Key Takeaways

  • CCPA-covered businesses are required to provide accessible information about their data collection and sharing practices, including practices for offline data.
  • Businesses covered by the CCPA should ensure their websites and apps comply with industry-standard accessibility guidelines and should implement policies and procedures to ensure access to information distributed offline. 
  • Offering to read notices and policies to customers or providing a privacy-specific customer service number may not be sufficient to meet a business's accessibility obligations. 

The CCPA and Accessibility

Under the AG's proposed regulations, CCPA-covered businesses are required to make sure their internal and consumer-facing notices and privacy policies (whether applicable to online or offline collection of personal information) are accessible to individuals with disabilities. At a minimum, a covered business must provide information on how an individual with a disability may access notices and privacy policies in an alternative format. The regulations are silent as to how businesses can meet their accessibility obligations, but companies can look to existing guidelines and recent court decisions for potential strategies.

Businesses can address accessibility of online notices and policies by taking steps to make sure websites and apps comply with industry standards for digital accessibility. The most widely recognized standards, the Web Content Accessibility Guidelines (WCAG) 2.0 and 2.1, have been widely adopted and are often cited in settlements and consent decrees. Earlier this year, the Supreme Court decided to leave in place a Ninth Circuit ruling that held, in part, that an order requiring compliance with WCAG 2.0 could be an appropriate remedy for violation of the accessibility requirements of the Americans with Disabilities Act (ADA). 

WCAG 2.0 and 2.1 are designed to be broadly applicable to digital properties. They address issues such as: 

  • Labeling graphics appropriately.
  • Ensuring that all functionality is available via the keyboard.
  • Providing users with enough time to read and use content.
  • Making sure that websites and apps are easily navigable by screen readers used by individuals who are blind. 
  • Using icons and other visual elements that benefit people with cognitive disabilities.

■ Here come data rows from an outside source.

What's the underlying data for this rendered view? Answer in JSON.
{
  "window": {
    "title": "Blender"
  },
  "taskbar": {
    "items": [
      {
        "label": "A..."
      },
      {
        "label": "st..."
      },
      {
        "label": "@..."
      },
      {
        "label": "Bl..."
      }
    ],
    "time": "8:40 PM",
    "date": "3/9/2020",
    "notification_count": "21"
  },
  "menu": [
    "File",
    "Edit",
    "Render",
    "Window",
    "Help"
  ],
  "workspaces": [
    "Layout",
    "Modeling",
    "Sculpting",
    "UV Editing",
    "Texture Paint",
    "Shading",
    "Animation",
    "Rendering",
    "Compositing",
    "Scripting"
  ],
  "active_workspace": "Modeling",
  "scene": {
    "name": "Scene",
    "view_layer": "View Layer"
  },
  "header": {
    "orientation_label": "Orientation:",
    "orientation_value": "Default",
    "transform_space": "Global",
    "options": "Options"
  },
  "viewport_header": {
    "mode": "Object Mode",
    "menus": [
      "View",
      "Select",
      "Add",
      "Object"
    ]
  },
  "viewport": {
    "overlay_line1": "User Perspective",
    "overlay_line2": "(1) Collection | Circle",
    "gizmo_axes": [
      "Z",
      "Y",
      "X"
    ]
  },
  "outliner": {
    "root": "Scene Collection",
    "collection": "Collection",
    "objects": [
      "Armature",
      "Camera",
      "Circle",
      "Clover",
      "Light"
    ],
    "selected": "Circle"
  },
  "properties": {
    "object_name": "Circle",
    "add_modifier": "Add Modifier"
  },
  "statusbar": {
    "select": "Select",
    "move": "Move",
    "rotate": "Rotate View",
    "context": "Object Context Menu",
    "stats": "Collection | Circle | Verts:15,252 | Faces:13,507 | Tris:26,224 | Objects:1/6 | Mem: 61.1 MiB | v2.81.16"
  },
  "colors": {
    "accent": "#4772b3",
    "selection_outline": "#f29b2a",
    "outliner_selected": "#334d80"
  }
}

Less guidance is available to businesses that collect personal information offline. These companies will need to consider how best to ensure that consumers with disabilities can access the information they provide to other customers and employees. Some businesses may choose to maintain accessible electronic versions of notices and policies that they can email to individuals upon request. Microsoft Word comes equipped with an "Accessibility Checker" that can assist with this process. 

Some businesses might consider using a privacy-specific customer service hotline or email address to provide information to consumers with print-related disabilities, but at least one California Court of Appeals ruling casts doubt on the sufficiency of this approach in the general context of website accessibility. In Thurston v. Midvale Corp., the court upheld the decision of the trial court, which stated that the presence of an email address and a telephone number on a restaurant's website was not an acceptable alternative to a site that could be accessed by the blind plaintiff's screen reader. Customers with print disabilities were forced to call during business hours or wait for a response via email, which was not equivalent to the 24-hour-a-day access granted to customers without disabilities. (The court didn't address whether or not a phone number that was staffed 24 hours a day could have provided equal access to the information on the site.)

The CCPA imposes penalties of up to $7,500 per violation, including violations related to the accessibility requirements. In addition, failure to provide accessible notices and policies could also lead to claims that the business violated California's Unruh Civil Rights Act. A plaintiff who establishes a violation of the UCRA is entitled to recover the greater of their actual damages or statutory damages equal to $4,000.

What’s Next? 

As covered businesses work to comply with their obligations under the CCPA, it is crucial for them to ensure that notices and policies are accessible to California consumers and employees, including those with disabilities.